getmorefigures.php?uid=PMC5036058&req=5

f3: Blackcaps are well oriented at 5° inclination in autumn.(a) Unchanged geomagnetic field condition (magnetic inclination angle 67° of Oldenburg); (b) inclination set to 5° (5°NMF); (c) inclination 5°, horizontal component −120° (5°CMF). For a description of the circular diagrams, see legend to Fig. 2.
Mentions: In autumn 2014, we tested blackcaps in the 5°NMF and 5 °CMF conditions as well as in a control condition, where the inclination angle corresponded to the natural geomagnetic field of Oldenburg (67° inclination, 67°NMF). The condition with 0° inclination was not used during the autumn season in case it would function as a migration stop or migration direction reversal cue4445. The blackcaps were significantly oriented in their appropriate migratory direction in all conditions (autumn 2014: 67°NMF: group mean orientation = 235° ± 41°, r = 0.55, p < 0.05, N = 11, Fig. 3a; 5°NMF: group mean orientation = 204° ± 37°, r = 0.57, p < 0.05, N = 10, Fig. 3b; 5°CMF: group mean orientation = 78° ± 29°, r = 0.73, p < 0.01, N = 9, Fig. 3c). The Mardia-Watson-Wheeler test showed significant differences in the orientation directions between 5°NMF and 5 °CMF (W = 12.348, df = 2, p < 0.002), but not between the 67°NMF and the 5°NMF condition (W = 0.574, df = 2, p > 0.607 (ns)).

View Article: PubMed Central - PubMed

ABSTRACT

It is known that night-migratory songbirds use a magnetic compass measuring the magnetic inclination angle, i.e. the angle between the Earth&rsquo;s surface and the magnetic field lines, but how do such birds orient at the magnetic equator?
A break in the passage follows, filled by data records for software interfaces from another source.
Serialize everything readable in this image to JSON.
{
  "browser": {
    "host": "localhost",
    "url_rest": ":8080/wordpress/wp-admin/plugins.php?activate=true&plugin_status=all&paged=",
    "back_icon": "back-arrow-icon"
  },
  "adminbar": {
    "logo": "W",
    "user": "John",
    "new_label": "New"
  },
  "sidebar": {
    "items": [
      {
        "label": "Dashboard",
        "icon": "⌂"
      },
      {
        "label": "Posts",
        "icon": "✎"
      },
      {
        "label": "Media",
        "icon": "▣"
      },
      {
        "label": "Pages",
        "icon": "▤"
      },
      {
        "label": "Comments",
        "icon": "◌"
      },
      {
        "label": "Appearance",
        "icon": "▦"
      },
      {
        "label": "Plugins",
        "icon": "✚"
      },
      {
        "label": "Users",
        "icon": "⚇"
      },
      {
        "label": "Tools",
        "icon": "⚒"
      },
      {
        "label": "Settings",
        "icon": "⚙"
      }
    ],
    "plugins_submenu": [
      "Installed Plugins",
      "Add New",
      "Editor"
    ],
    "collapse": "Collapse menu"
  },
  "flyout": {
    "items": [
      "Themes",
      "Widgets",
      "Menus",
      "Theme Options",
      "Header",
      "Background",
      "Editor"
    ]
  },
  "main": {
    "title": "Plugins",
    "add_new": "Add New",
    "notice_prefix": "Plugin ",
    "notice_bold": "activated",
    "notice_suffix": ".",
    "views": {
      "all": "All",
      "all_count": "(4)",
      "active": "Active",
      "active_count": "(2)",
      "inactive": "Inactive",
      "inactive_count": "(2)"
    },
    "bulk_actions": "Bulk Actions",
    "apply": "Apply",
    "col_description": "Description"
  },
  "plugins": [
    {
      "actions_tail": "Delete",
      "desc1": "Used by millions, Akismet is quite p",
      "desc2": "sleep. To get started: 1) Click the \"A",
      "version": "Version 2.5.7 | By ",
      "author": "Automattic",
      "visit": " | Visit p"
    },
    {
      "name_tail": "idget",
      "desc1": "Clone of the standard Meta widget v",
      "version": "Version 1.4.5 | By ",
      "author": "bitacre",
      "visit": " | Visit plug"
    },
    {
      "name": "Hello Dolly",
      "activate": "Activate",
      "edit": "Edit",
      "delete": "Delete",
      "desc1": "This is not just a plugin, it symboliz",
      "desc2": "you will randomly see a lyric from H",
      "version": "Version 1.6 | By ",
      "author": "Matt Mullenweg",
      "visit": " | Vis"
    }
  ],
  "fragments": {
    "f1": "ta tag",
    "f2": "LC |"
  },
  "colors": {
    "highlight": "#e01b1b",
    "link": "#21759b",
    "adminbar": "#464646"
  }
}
A previous study reported that birds are completely randomly oriented in a horizontal north-south magnetic field with 0&deg; inclination angle. This seems counter-intuitive, because birds using an inclination compass should be able to separate the north-south axis from the east-west axis, so that bimodal orientation might be expected in a horizontal field. Furthermore, little is known about how shallow inclination angles migratory birds can still use for orientation. In this study, we tested the magnetic compass orientation of night-migratory Eurasian blackcaps (Sylvia atricapilla) in magnetic fields with 5&deg; and 0&deg; inclination. At 5&deg; inclination, the birds oriented as well as they did in the normal 67&deg; inclined field in Oldenburg. In contrast, they were completely randomly oriented in the horizontal field, showing no sign of bimodality. Our results indicate that the inclination limit for the magnetic compass of the blackcap is below 5&deg; and that these birds indeed seem completely unable to use their magnetic compass for orientation in a horizontal magnetic field.

No MeSH data available.


Related in: MedlinePlus